Verilog::Parser is useful when you need to tokenize or write source filters (where you need everything including whitespace). It can take raw files, or preprocessed input. It understands all SystemVerilog 2005 keywords.

Verilog::SigParser is useful when you need a list of modules, signals, ports, functions, etc. It requires a preprocessed file, and can parse most Verilog 2005 files, but only provides callbacks on certain interesting things.

Verilog::Netlist is useful for when you need the hierarchy, and a list of signals per module, pins per cell, etc. It builds upon the output of Verilog::SigParser, so requires preprocessed files.

This is probably the most popular choice.

Using the VPI is the best way to access the behavior of the design. It is not part of this package as it requires a compliant simulator and C++ code to call the VPI, and understands as much of the language as the simulator supports. This allows writing lint checks and full knowledge of all parts of the code, but generally requires the most work (short of writing a parser from scratch.)


Verilog::Language::is_keyword ($symbol_string)
Return true if the given symbol string is a Verilog reserved keyword. Value indicates the language standard as per the `begin_keywords macro, '1364-1995', '1364-2001', '1364-2005', or '1800-2005'.

Verilog::Language::is_compdirect ($symbol_string)
Return true if the given symbol string is a Verilog compiler directive.

Verilog::Language::is_gateprim ($symbol_string)
Return true if the given symbol is a built in gate primitive; for example ``buf'', ``xor'', etc.

Verilog::Language::language_standard ($year)
Sets the language standard to indicate what are keywords. If undef, all standards apply. The year is indicates the language standard as per the `begin_keywords macro, '1364-1995', '1364-2001', '1364-2005', or '1800-2005'.

Verilog::Language::number_bigint ($number_string)
Return the numeric value of a Verilog value stored as a Math::BigInt, or undef if incorrectly formed. You must 'use Math::BigInt' yourself before calling this function. Note bigints do not have an exact size, so NOT of a Math::BigInt may return a different value than verilog. See also number_value and number_bitvector.

Verilog::Language::number_bits ($number_string)
Return the number of bits in a value string, or undef if incorrectly formed, _or_ not specified.

Verilog::Language::number_bitvector ($number_string)
Return the numeric value of a Verilog value stored as a Bit::Vector, or undef if incorrectly formed.
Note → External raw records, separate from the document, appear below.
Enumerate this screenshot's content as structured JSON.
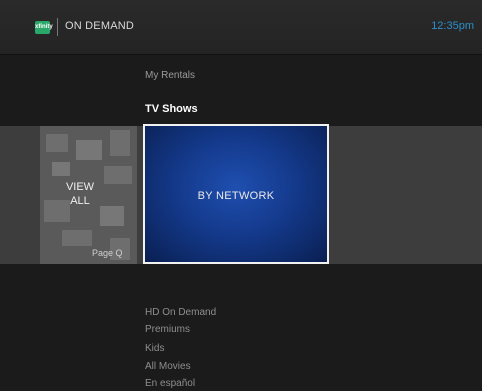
{
  "header": {
    "logo_text": "xfinity",
    "title": "ON DEMAND",
    "time": "12:35pm",
    "colors": {
      "logo": "#2aa86a",
      "time": "#2c8fc9"
    }
  },
  "menu_above": [
    {
      "label": "My Rentals"
    },
    {
      "label": "TV Shows"
    }
  ],
  "carousel": {
    "view_all": {
      "label_line1": "VIEW",
      "label_line2": "ALL",
      "page_indicator": "Page Q"
    },
    "selected": {
      "label": "BY NETWORK",
      "color": "#143a8c"
    }
  },
  "menu_below": [
    {
      "label": "HD On Demand"
    },
    {
      "label": "Premiums"
    },
    {
      "label": "Kids"
    },
    {
      "label": "All Movies"
    },
    {
      "label": "En español"
    }
  ]
}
You must 'use Bit::Vector' yourself before calling this function. The size of the Vector will be that returned by number_bits.

Verilog::Language::number_signed ($number_string)
Return true if the Verilog value is signed, else undef.
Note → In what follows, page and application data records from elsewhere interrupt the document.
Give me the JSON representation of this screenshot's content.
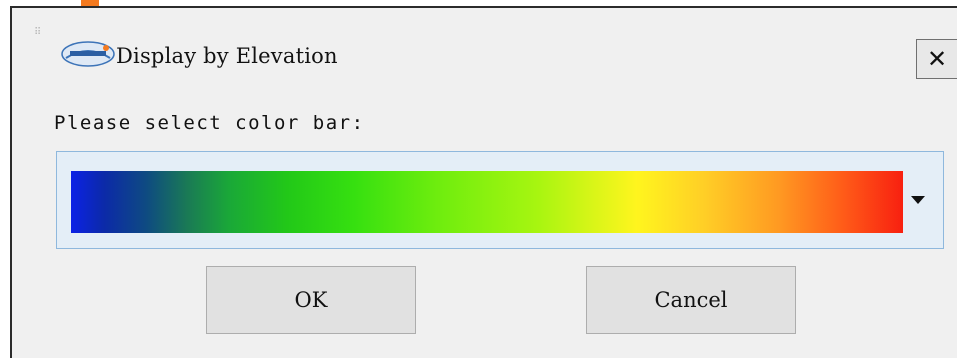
{
  "window": {
    "title": "Display by Elevation",
    "close_label": "✕",
    "logo_icon": "app-logo-icon"
  },
  "content": {
    "prompt": "Please select color bar:",
    "color_bar": {
      "selected": "blue-green-yellow-red",
      "colors": [
        "#0c22e6",
        "#1aa838",
        "#36e010",
        "#a7f510",
        "#fff51e",
        "#ff9a22",
        "#f82010"
      ]
    }
  },
  "buttons": {
    "ok_label": "OK",
    "cancel_label": "Cancel"
  },
  "colors": {
    "accent": "#f47a1f",
    "dialog_bg": "#f0f0f0",
    "combo_border": "#8fb8dd",
    "combo_bg": "#e4eef7"
  }
}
Verilog::Language::number_value ($number_string)
Return the numeric value of a Verilog value, or undef if incorrectly formed. It ignores any signed Verilog attributes, but is is returned as a perl signed integer, so it may fail for over 31 bit values. See also number_bigint and number_bitvector.

Verilog::Language::split_bus ($bus)
Return a list of expanded arrays. When passed a string like ``foo[5:1:2,10:9]'', it will return a array with (``foo[5]'', ``foo[3]'', ...). It correctly handles connectivity expansion also, so that ``x[1:0] = y[3:0]'' will get intuitive results.

Verilog::Language::split_bus_nocomma ($bus)
As with split_bus, but faster. Only supports simple decimal colon separated array specifications, such as ``foo[3:0]''.

Verilog::Language::strip_comments ($text)
Return text with any // or /**/ comments stripped, correctly handing quoted strings. Newlines will be preserved in this process.


Verilog-Perl is part of the free Verilog EDA software tool suite. The latest version is available from CPAN and from

Copyright 2000-2007 by Wilson Snyder. This package is free software; you can redistribute it and/or modify it under the terms of either the GNU Lesser General Public License or the Perl Artistic License.


Wilson Snyder <>


Verilog-Perl, the Verilog::EditFiles manpage the Verilog::Parser manpage, the Verilog::ParseSig manpage, the Verilog::Getopt manpage

And the package for Emacs.